§ **Information**
[Start of Attachment]
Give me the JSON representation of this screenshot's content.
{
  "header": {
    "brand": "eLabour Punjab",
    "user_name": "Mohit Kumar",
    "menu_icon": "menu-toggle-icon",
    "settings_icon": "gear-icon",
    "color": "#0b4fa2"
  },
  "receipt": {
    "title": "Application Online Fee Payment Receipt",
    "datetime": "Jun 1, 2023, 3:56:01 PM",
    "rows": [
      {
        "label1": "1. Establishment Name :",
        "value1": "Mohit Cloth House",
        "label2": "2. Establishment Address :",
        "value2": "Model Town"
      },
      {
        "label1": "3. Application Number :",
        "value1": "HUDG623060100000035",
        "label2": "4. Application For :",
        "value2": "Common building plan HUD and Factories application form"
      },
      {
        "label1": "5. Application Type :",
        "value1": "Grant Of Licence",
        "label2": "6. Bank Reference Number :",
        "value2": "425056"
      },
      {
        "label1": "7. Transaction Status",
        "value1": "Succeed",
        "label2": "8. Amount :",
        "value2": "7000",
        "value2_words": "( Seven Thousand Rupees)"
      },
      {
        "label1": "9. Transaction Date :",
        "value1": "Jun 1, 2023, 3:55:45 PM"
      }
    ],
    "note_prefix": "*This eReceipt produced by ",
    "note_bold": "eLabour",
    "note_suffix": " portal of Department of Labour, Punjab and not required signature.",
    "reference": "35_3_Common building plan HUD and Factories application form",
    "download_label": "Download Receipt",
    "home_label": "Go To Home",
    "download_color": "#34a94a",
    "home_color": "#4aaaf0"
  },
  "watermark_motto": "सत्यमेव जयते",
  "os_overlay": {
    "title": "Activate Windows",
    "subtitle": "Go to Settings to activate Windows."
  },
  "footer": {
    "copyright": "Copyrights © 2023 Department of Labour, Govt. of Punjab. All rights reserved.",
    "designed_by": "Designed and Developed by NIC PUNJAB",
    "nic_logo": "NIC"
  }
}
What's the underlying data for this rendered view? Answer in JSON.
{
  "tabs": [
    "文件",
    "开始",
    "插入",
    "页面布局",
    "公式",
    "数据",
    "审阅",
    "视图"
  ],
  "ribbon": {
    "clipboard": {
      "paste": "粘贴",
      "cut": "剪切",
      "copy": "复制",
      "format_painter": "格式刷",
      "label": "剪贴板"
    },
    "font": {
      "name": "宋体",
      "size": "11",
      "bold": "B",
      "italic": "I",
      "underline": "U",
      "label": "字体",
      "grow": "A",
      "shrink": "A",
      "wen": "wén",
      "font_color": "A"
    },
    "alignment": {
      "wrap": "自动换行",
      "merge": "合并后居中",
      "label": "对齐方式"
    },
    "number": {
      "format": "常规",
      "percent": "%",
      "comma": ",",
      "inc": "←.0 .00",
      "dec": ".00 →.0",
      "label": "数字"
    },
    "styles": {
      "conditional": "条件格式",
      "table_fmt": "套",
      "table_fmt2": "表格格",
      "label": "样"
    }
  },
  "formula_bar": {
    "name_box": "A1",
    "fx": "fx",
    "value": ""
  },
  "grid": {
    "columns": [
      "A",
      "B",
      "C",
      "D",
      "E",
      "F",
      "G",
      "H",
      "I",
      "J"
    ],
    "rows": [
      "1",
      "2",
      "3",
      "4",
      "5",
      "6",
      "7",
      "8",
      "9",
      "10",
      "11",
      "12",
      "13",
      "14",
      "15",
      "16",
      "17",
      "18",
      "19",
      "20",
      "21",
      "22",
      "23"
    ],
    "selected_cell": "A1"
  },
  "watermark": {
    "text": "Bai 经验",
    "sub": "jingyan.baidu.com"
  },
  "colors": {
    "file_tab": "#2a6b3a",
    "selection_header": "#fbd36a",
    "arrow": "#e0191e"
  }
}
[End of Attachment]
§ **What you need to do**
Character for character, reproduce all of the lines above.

§ **Exercise answer**
Give me the JSON representation of this screenshot's content.
{
  "header": {
    "brand": "eLabour Punjab",
    "user_name": "Mohit Kumar",
    "menu_icon": "menu-toggle-icon",
    "settings_icon": "gear-icon",
    "color": "#0b4fa2"
  },
  "receipt": {
    "title": "Application Online Fee Payment Receipt",
    "datetime": "Jun 1, 2023, 3:56:01 PM",
    "rows": [
      {
        "label1": "1. Establishment Name :",
        "value1": "Mohit Cloth House",
        "label2": "2. Establishment Address :",
        "value2": "Model Town"
      },
      {
        "label1": "3. Application Number :",
        "value1": "HUDG623060100000035",
        "label2": "4. Application For :",
        "value2": "Common building plan HUD and Factories application form"
      },
      {
        "label1": "5. Application Type :",
        "value1": "Grant Of Licence",
        "label2": "6. Bank Reference Number :",
        "value2": "425056"
      },
      {
        "label1": "7. Transaction Status",
        "value1": "Succeed",
        "label2": "8. Amount :",
        "value2": "7000",
        "value2_words": "( Seven Thousand Rupees)"
      },
      {
        "label1": "9. Transaction Date :",
        "value1": "Jun 1, 2023, 3:55:45 PM"
      }
    ],
    "note_prefix": "*This eReceipt produced by ",
    "note_bold": "eLabour",
    "note_suffix": " portal of Department of Labour, Punjab and not required signature.",
    "reference": "35_3_Common building plan HUD and Factories application form",
    "download_label": "Download Receipt",
    "home_label": "Go To Home",
    "download_color": "#34a94a",
    "home_color": "#4aaaf0"
  },
  "watermark_motto": "सत्यमेव जयते",
  "os_overlay": {
    "title": "Activate Windows",
    "subtitle": "Go to Settings to activate Windows."
  },
  "footer": {
    "copyright": "Copyrights © 2023 Department of Labour, Govt. of Punjab. All rights reserved.",
    "designed_by": "Designed and Developed by NIC PUNJAB",
    "nic_logo": "NIC"
  }
}
What's the underlying data for this rendered view? Answer in JSON.
{
  "tabs": [
    "文件",
    "开始",
    "插入",
    "页面布局",
    "公式",
    "数据",
    "审阅",
    "视图"
  ],
  "ribbon": {
    "clipboard": {
      "paste": "粘贴",
      "cut": "剪切",
      "copy": "复制",
      "format_painter": "格式刷",
      "label": "剪贴板"
    },
    "font": {
      "name": "宋体",
      "size": "11",
      "bold": "B",
      "italic": "I",
      "underline": "U",
      "label": "字体",
      "grow": "A",
      "shrink": "A",
      "wen": "wén",
      "font_color": "A"
    },
    "alignment": {
      "wrap": "自动换行",
      "merge": "合并后居中",
      "label": "对齐方式"
    },
    "number": {
      "format": "常规",
      "percent": "%",
      "comma": ",",
      "inc": "←.0 .00",
      "dec": ".00 →.0",
      "label": "数字"
    },
    "styles": {
      "conditional": "条件格式",
      "table_fmt": "套",
      "table_fmt2": "表格格",
      "label": "样"
    }
  },
  "formula_bar": {
    "name_box": "A1",
    "fx": "fx",
    "value": ""
  },
  "grid": {
    "columns": [
      "A",
      "B",
      "C",
      "D",
      "E",
      "F",
      "G",
      "H",
      "I",
      "J"
    ],
    "rows": [
      "1",
      "2",
      "3",
      "4",
      "5",
      "6",
      "7",
      "8",
      "9",
      "10",
      "11",
      "12",
      "13",
      "14",
      "15",
      "16",
      "17",
      "18",
      "19",
      "20",
      "21",
      "22",
      "23"
    ],
    "selected_cell": "A1"
  },
  "watermark": {
    "text": "Bai 经验",
    "sub": "jingyan.baidu.com"
  },
  "colors": {
    "file_tab": "#2a6b3a",
    "selection_header": "#fbd36a",
    "arrow": "#e0191e"
  }
}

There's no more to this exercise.